Netflix’s Terrifyingly Bad Persuasion Adaptation

0/5 Falcons

Natasha Butler-Rahman, Arts & Entertainment Editor

Jane Austen adaptations tend to come along every ten years or so, which are consistently unique and impactful to their designated generation of new Austen fans. Adaptations ranging from Clueless to the 2005 Pride and Prejudice have attracted massive cult followings, usually staying true to the iconic source material while also making slight adjustments. These changes usually include wardrobe, commitment (or lack thereof) to the time period, and small tweaks to dialogue that serve to enhance the characters and their interactions. Most recently, Netflix released an adaptation of Austen’s Persuasion, starring Dakota Johnson and directed by Carrie Cracknell. I’ll be blunt: Netflix’s Persuasion was one of the worst Austen adaptations so far, probably due to the fact that it barely felt connected to the book. In the most basic sense of the plot, yes, the movie follows Anne Elliott and Captain Frederick Wentworth, who fall in love but continue to be torn apart by social norms regarding class and wealth. However, Persuasion strays from any traits Austen gave to the book’s protagonist, Anne Elliott, and takes far too much creative liberty when it comes to dialogue.
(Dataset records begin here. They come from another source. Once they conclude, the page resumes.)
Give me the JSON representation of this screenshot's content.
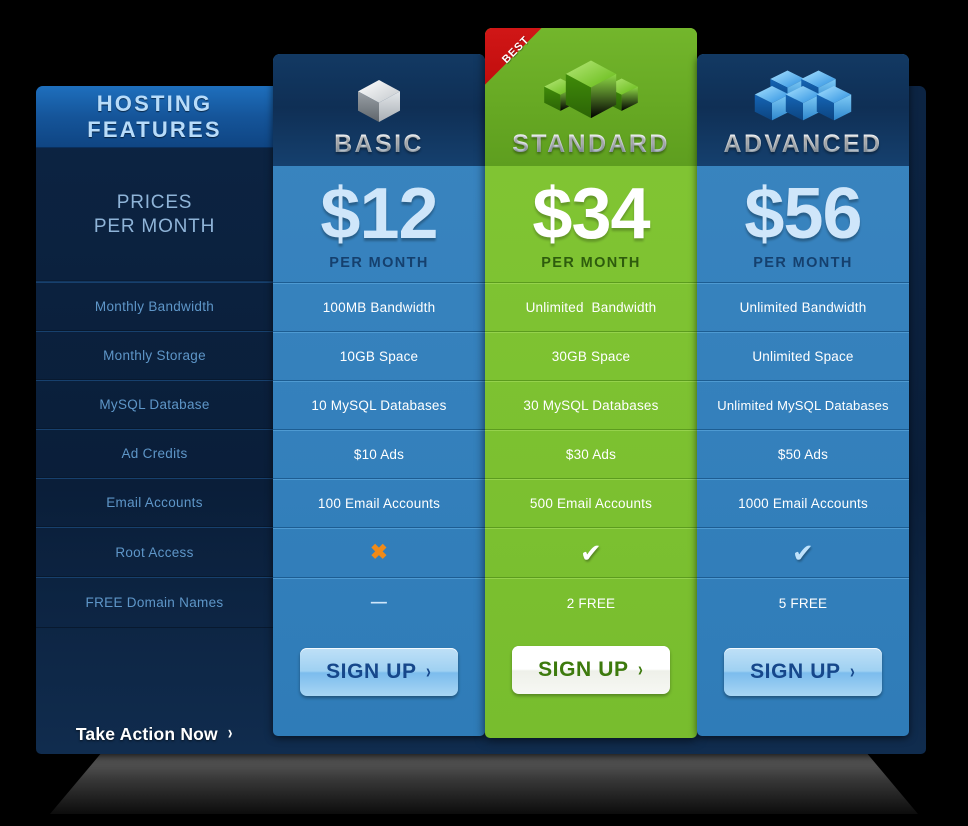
{
  "features_column": {
    "header": {
      "line1": "HOSTING",
      "line2": "FEATURES"
    },
    "prices_label": {
      "line1": "PRICES",
      "line2": "PER MONTH"
    },
    "rows": [
      {
        "label": "Monthly Bandwidth"
      },
      {
        "label": "Monthly Storage"
      },
      {
        "label": "MySQL Database"
      },
      {
        "label": "Ad Credits"
      },
      {
        "label": "Email Accounts"
      },
      {
        "label": "Root Access"
      },
      {
        "label": "FREE Domain Names"
      }
    ],
    "action_label": "Take Action Now",
    "action_arrow": "›"
  },
  "ribbon": {
    "label": "BEST",
    "color": "#d11414"
  },
  "plans": [
    {
      "id": "basic",
      "name": "BASIC",
      "icon": "single-cube-icon",
      "icon_color": "#c9cdd1",
      "price": "$12",
      "per_month": "PER MONTH",
      "accent": "#2f7cb8",
      "header_bg": "#0f2f55",
      "values": [
        "100MB Bandwidth",
        "10GB Space",
        "10 MySQL Databases",
        "$10 Ads",
        "100 Email Accounts"
      ],
      "root_access": {
        "type": "cross",
        "glyph": "✖",
        "color": "#f08a18"
      },
      "free_domains": {
        "type": "dash",
        "glyph": "—",
        "text": "—"
      },
      "signup_label": "SIGN UP",
      "signup_arrow": "›"
    },
    {
      "id": "standard",
      "name": "STANDARD",
      "icon": "triple-cube-icon",
      "icon_color": "#5fbf1e",
      "price": "$34",
      "per_month": "PER MONTH",
      "accent": "#78bd2e",
      "header_bg": "#66a823",
      "values": [
        "Unlimited  Bandwidth",
        "30GB Space",
        "30 MySQL Databases",
        "$30 Ads",
        "500 Email Accounts"
      ],
      "root_access": {
        "type": "check",
        "glyph": "✔",
        "color": "#ffffff"
      },
      "free_domains": {
        "type": "text",
        "text": "2 FREE"
      },
      "signup_label": "SIGN UP",
      "signup_arrow": "›"
    },
    {
      "id": "advanced",
      "name": "ADVANCED",
      "icon": "multi-cube-icon",
      "icon_color": "#2b9ff0",
      "price": "$56",
      "per_month": "PER MONTH",
      "accent": "#2f7cb8",
      "header_bg": "#0f2f55",
      "values": [
        "Unlimited Bandwidth",
        "Unlimited Space",
        "Unlimited MySQL Databases",
        "$50 Ads",
        "1000 Email Accounts"
      ],
      "root_access": {
        "type": "check",
        "glyph": "✔",
        "color": "#bfe2fb"
      },
      "free_domains": {
        "type": "text",
        "text": "5 FREE"
      },
      "signup_label": "SIGN UP",
      "signup_arrow": "›"
    }
  ]
}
Netflix’s Anne Elliott felt like a betrayal to the original Anne.

Persuasion‘s writers, Ron Bass and Alice Victoria Winslow, claimed that they included lines such as “He’s a ten—I never trust a ten” and, “Now we are worse than friends, we’re exes” to introduce Austen to a new generation of potential fans who use that slang and therefore would relate better to the characters. By doing this, however, they have underestimated the intellect of young people. Winslow and Bass claim that the current generation of teenagers would not be able to digest classic literature without the messy integration of current popular phrases. I would argue that I know many people of my same age, and even some younger than me, who have read, understood, and enjoyed Austen’s novels. Dialogue does not have to be easily consumable to be enjoyable and impactful to young people.
I’d assume that there would have been less of an outcry if the source material they had wrecked had been less iconic and influential. Persuasion is an incredible novel with a fascinating protagonist. Anne Elliott is awkward, plain-looking, and antisocial. At the time, she was the anti-protagonist, especially in a Jane Austen novel. Most Austen protagonists were strong-willed and feisty girls who resonated with much more outgoing readers. Anne Elliot was for introverts. Netflix’s Persuasion turned Anne into a confident, outspoken, beautiful woman. Netflix’s Anne Elliott felt like a betrayal to the original Anne.
I believe that there is no one change that could save this adaptation. It simply shouldn’t have been made. It is even more terrifying to hear that the writers are planning on making more Jane Austen adaptations in the future, starting with Pride and Prejudice. This is one of the most sacred books to Austen fanatics, so it will be interesting to see the public reaction to what I can only assume will be an assassination of the source material. Stay tuned!

This article also appears in our September 2022 print edition.